The Duke of Buccleuch officially opened the new Dalkeith Museum in the recently repaired and restored Corn Exchange last week.
The new museum is a key component in the regeneration of the Corn Exchange which has been restored by Melville Housing Association with the benefit of financial assistance from the Heritage Lottery Fund and Historic Environment Scotland.
The Grade A listed building, on Dalkeith’s High Street, was lying empty and at risk when Melville bought the building in 2013 with the intention of using it for its new offices, community meeting rooms and a new museum for the town.
The repair and conversion scheme was carefully designed to respect the character of this historic building whilst at the same time providing modern office accommodation and a fully-fitted out and accessible museum for the Dalkeith History Society.
As part of the scheme a heritage officer post was created to deliver a community heritage activity plan and many engagement projects have been carried out to promote the new museum and its unique collection to local schools, community groups and other local organisations.
The Dalkeith History Society will manage the museum and volunteers have now been recruited.
There is the potential to open four days a week with the plan to open the first Saturday every month. Opening to the public will commence from June 21 , with the first Saturday opening planned for July 2.
History society chairman Alan Mason said: “We are delighted that Richard, Duke of Buccleuch opened the new museum. It was the Duke’s ancestors who gave the land for the building of the Corn Exchange and Duke Richard rang the old Dalkeith station bell to signify that the museum is open.”

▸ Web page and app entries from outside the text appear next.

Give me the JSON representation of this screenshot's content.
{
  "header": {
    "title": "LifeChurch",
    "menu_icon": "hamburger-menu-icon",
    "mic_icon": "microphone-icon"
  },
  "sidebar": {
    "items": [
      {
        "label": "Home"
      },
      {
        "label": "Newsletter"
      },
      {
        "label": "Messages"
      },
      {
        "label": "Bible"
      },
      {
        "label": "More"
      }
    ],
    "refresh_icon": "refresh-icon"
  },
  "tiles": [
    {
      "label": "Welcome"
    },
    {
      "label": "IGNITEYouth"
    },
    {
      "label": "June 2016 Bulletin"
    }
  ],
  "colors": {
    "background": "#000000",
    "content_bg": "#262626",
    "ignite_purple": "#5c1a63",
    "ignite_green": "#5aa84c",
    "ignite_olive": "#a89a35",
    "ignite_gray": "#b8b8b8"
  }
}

Glasgow Riverside Museum has loaned the bell to the museum for the opening of the Dalkeith musuem.